Mr. Kelly declined to comment on whether he had spoken with the president about the job. He is said to be seen as outside the top tier of candidates because the job is a 10-year appointment and at 75, he is older than many of the other prospects.
As police commissioner, he also had a combative relationship with the F.B.I., with the two agencies frequently engaged in turf wars. He was widely disliked among agents who felt he constantly worked to undermine the F.B.I., creating a legacy of mistrust.
Some anecdotes to Wisconsin's voter fraud:
MILWAUKEE (AP) — State Sen. Mary Lazich was adamant: The bill Republicans were about to push through the Wisconsin state Senate, requiring that voters present identification at the polls, would do no harm.
“Not a single voter in this state will be disenfranchised by the ID law,” Lazich promised.
Five years later, in the first presidential election held under the new law, Gladys Harris proved her wrong.
By one estimate, 300,000 eligible voters in the state lacked valid photo IDs heading into the election; it is unknown how many people did not vote because they didn’t have proper identification.

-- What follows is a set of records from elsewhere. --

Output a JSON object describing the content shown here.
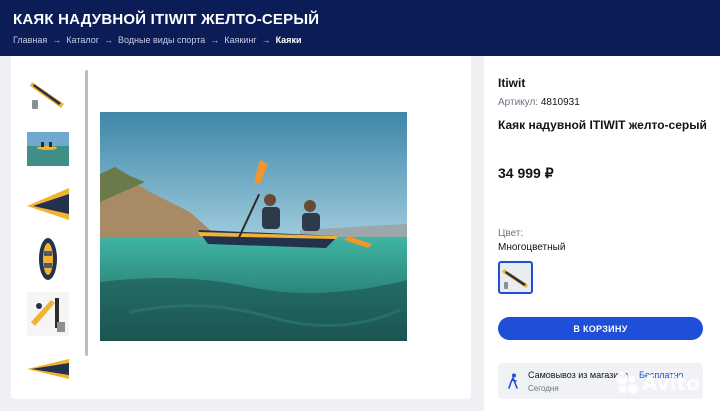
{
  "header": {
    "title": "КАЯК НАДУВНОЙ ITIWIT ЖЕЛТО-СЕРЫЙ",
    "breadcrumbs": [
      "Главная",
      "Каталог",
      "Водные виды спорта",
      "Каякинг",
      "Каяки"
    ]
  },
  "gallery": {
    "thumbnails": [
      {
        "icon": "kayak-yellow-icon"
      },
      {
        "icon": "kayak-lake-photo-icon"
      },
      {
        "icon": "kayak-front-icon"
      },
      {
        "icon": "kayak-top-view-icon"
      },
      {
        "icon": "kayak-accessories-icon"
      },
      {
        "icon": "kayak-partial-icon"
      }
    ],
    "main_image": "kayak-two-paddlers-photo"
  },
  "product": {
    "brand": "Itiwit",
    "article_label": "Артикул:",
    "article_number": "4810931",
    "name": "Каяк надувной ITIWIT желто-серый",
    "price": "34 999 ₽",
    "color_label": "Цвет:",
    "color_value": "Многоцветный",
    "cart_button": "В КОРЗИНУ",
    "pickup": {
      "title": "Самовывоз из магазина",
      "cost": "Бесплатно",
      "when": "Сегодня"
    }
  },
  "watermark": "Avito",
  "colors": {
    "header_bg": "#0c1c56",
    "accent": "#1f4fd8",
    "kayak_yellow": "#f2b233",
    "kayak_navy": "#23314d"
  }
}
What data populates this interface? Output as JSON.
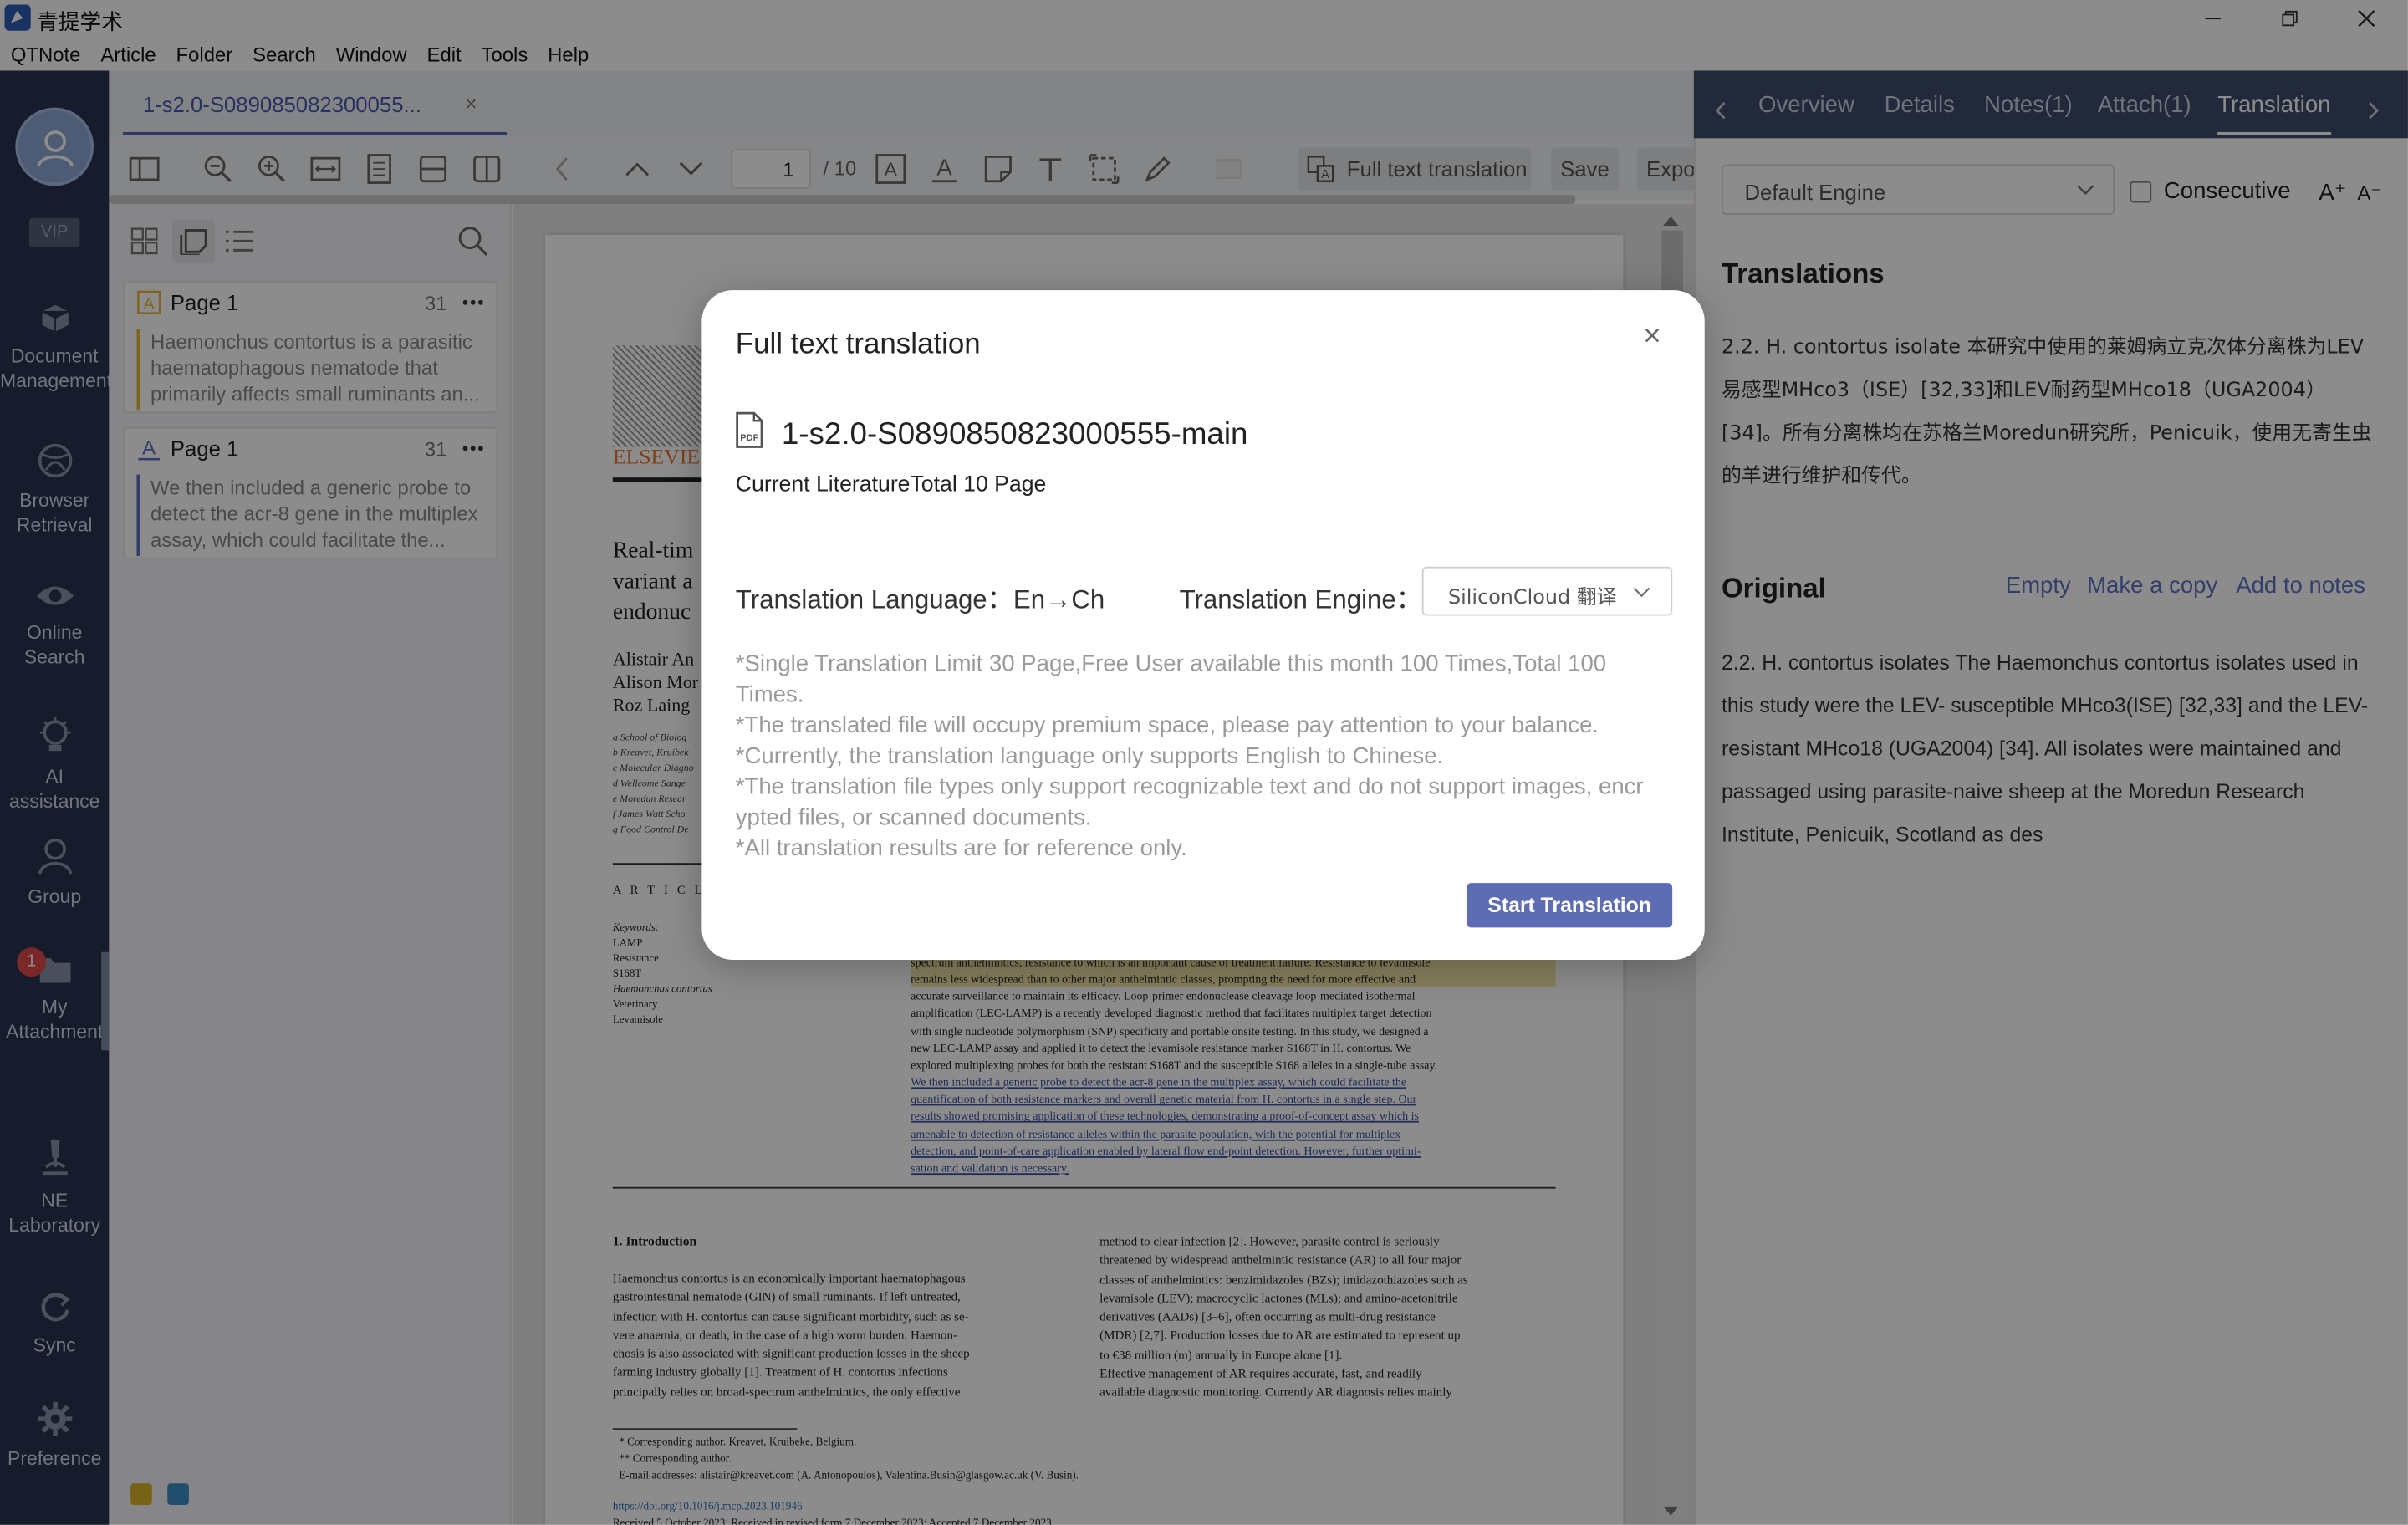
{
  "window": {
    "title": "青提学术"
  },
  "menu": [
    "QTNote",
    "Article",
    "Folder",
    "Search",
    "Window",
    "Edit",
    "Tools",
    "Help"
  ],
  "nav": {
    "vip": "VIP",
    "items": [
      {
        "label1": "Document",
        "label2": "Management"
      },
      {
        "label1": "Browser",
        "label2": "Retrieval"
      },
      {
        "label1": "Online",
        "label2": "Search"
      },
      {
        "label1": "AI assistance",
        "label2": ""
      },
      {
        "label1": "Group",
        "label2": ""
      },
      {
        "label1": "My",
        "label2": "Attachment",
        "badge": "1"
      },
      {
        "label1": "NE",
        "label2": "Laboratory"
      },
      {
        "label1": "Sync",
        "label2": ""
      },
      {
        "label1": "Preference",
        "label2": ""
      }
    ]
  },
  "tab": {
    "label": "1-s2.0-S089085082300055...",
    "close": "×"
  },
  "toolbar": {
    "page_current": "1",
    "page_total": "/ 10",
    "full_text_translation": "Full text translation",
    "save": "Save",
    "export": "Expo"
  },
  "annotations": [
    {
      "page": "Page 1",
      "count": "31",
      "text": "Haemonchus contortus is a parasitic haematophagous nematode that primarily affects small ruminants an...",
      "color": "#e8b93a"
    },
    {
      "page": "Page 1",
      "count": "31",
      "text": "We then included a generic probe to detect the acr-8 gene in the multiplex assay, which could facilitate the...",
      "color": "#5f72c4"
    }
  ],
  "document": {
    "publisher": "ELSEVIE",
    "title_lines": [
      "Real-tim",
      "variant a",
      "endonuc"
    ],
    "author_lines": [
      "Alistair An",
      "Alison Mor",
      "Roz Laing"
    ],
    "affiliations": [
      "a School of Biolog",
      "b Kreavet, Kruibek",
      "c Molecular Diagno",
      "d Wellcome Sange",
      "e Moredun Resear",
      "f James Watt Scho",
      "g Food Control De"
    ],
    "article_info": "A R T I C L E",
    "keywords_label": "Keywords:",
    "keywords": [
      "LAMP",
      "Resistance",
      "S168T",
      "Haemonchus contortus",
      "Veterinary",
      "Levamisole"
    ],
    "abstract_lines": [
      "spectrum anthelmintics, resistance to which is an important cause of treatment failure. Resistance to levamisole",
      "remains less widespread than to other major anthelmintic classes, prompting the need for more effective and",
      "accurate surveillance to maintain its efficacy. Loop-primer endonuclease cleavage loop-mediated isothermal",
      "amplification (LEC-LAMP) is a recently developed diagnostic method that facilitates multiplex target detection",
      "with single nucleotide polymorphism (SNP) specificity and portable onsite testing. In this study, we designed a",
      "new LEC-LAMP assay and applied it to detect the levamisole resistance marker S168T in H. contortus. We",
      "explored multiplexing probes for both the resistant S168T and the susceptible S168 alleles in a single-tube assay.",
      "We then included a generic probe to detect the acr-8 gene in the multiplex assay, which could facilitate the",
      "quantification of both resistance markers and overall genetic material from H. contortus in a single step. Our",
      "results showed promising application of these technologies, demonstrating a proof-of-concept assay which is",
      "amenable to detection of resistance alleles within the parasite population, with the potential for multiplex",
      "detection, and point-of-care application enabled by lateral flow end-point detection. However, further optimi-",
      "sation and validation is necessary."
    ],
    "intro_heading": "1.  Introduction",
    "intro_left": [
      "    Haemonchus contortus is an economically important haematophagous",
      "gastrointestinal nematode (GIN) of small ruminants. If left untreated,",
      "infection with H. contortus can cause significant morbidity, such as se-",
      "vere anaemia, or death, in the case of a high worm burden. Haemon-",
      "chosis is also associated with significant production losses in the sheep",
      "farming industry globally [1]. Treatment of H. contortus infections",
      "principally relies on broad-spectrum anthelmintics, the only effective"
    ],
    "intro_right": [
      "method to clear infection [2]. However, parasite control is seriously",
      "threatened by widespread anthelmintic resistance (AR) to all four major",
      "classes of anthelmintics: benzimidazoles (BZs); imidazothiazoles such as",
      "levamisole (LEV); macrocyclic lactones (MLs); and amino-acetonitrile",
      "derivatives (AADs) [3–6], often occurring as multi-drug resistance",
      "(MDR) [2,7]. Production losses due to AR are estimated to represent up",
      "to €38 million (m) annually in Europe alone [1].",
      "    Effective management of AR requires accurate, fast, and readily",
      "available diagnostic monitoring. Currently AR diagnosis relies mainly"
    ],
    "footnotes": [
      "* Corresponding author. Kreavet, Kruibeke, Belgium.",
      "** Corresponding author.",
      "E-mail addresses: alistair@kreavet.com (A. Antonopoulos), Valentina.Busin@glasgow.ac.uk (V. Busin)."
    ],
    "doi": "https://doi.org/10.1016/j.mcp.2023.101946",
    "received": "Received 5 October 2023; Received in revised form 7 December 2023; Accepted 7 December 2023"
  },
  "right_panel": {
    "tabs": [
      "Overview",
      "Details",
      "Notes(1)",
      "Attach(1)",
      "Translation"
    ],
    "active_tab": "Translation",
    "engine": "Default Engine",
    "consecutive": "Consecutive",
    "font_up": "A⁺",
    "font_down": "A⁻",
    "translations_heading": "Translations",
    "translation_text": "2.2. H. contortus isolate 本研究中使用的莱姆病立克次体分离株为LEV易感型MHco3（ISE）[32,33]和LEV耐药型MHco18（UGA2004）[34]。所有分离株均在苏格兰Moredun研究所，Penicuik，使用无寄生虫的羊进行维护和传代。",
    "original_heading": "Original",
    "actions": [
      "Empty",
      "Make a copy",
      "Add to notes"
    ],
    "original_text": "2.2. H. contortus isolates The Haemonchus contortus isolates used in this study were the LEV- susceptible MHco3(ISE) [32,33] and the LEV-resistant MHco18 (UGA2004) [34]. All isolates were maintained and passaged using parasite-naive sheep at the Moredun Research Institute, Penicuik, Scotland as des"
  },
  "modal": {
    "title": "Full text translation",
    "close": "×",
    "file_name": "1-s2.0-S0890850823000555-main",
    "current": "Current LiteratureTotal 10 Page",
    "lang_label": "Translation Language：En→Ch",
    "engine_label": "Translation Engine：",
    "engine_value": "SiliconCloud 翻译",
    "notes": [
      "*Single Translation Limit 30 Page,Free User available this month 100 Times,Total 100 Times.",
      "*The translated file will occupy premium space, please pay attention to your balance.",
      "*Currently, the translation language only supports English to Chinese.",
      "*The translation file types only support recognizable text and do not support images, encr",
      "ypted files, or scanned documents.",
      "*All translation results are for reference only."
    ],
    "start": "Start Translation"
  }
}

But it is not hard to find the Navy veteran whose out-of-state driver’s license did not suffice, or the dying woman whose license had expired, or the recent graduate whose student ID was deficient — or Harris, who at 66 made her way to her polling place despite chronic lung disease and a torn ligament in her knee.
She had lost her driver’s license just before Election Day. Aware of the new law, she brought her Social Security and Medicare cards as well as a county-issued bus pass that displayed her photo.
Not good enough. She had to cast a provisional ballot that ended up not being counted.
In the end, Wisconsin’s 10 Electoral College votes went to Republican Donald Trump, who defeated Democrat Hillary Clinton by roughly 22,000 votes. But the battle over voter ID laws continues.
Under the Wisconsin law, voters must present a driver’s license, state ID, passport, military ID, naturalization papers or tribal ID to vote. A student ID is acceptable only if it has a signature and a two-year expiration date. Those who do not have their ID can cast a provisional ballot that will be counted only if they return with the proper ID within a few days of the election.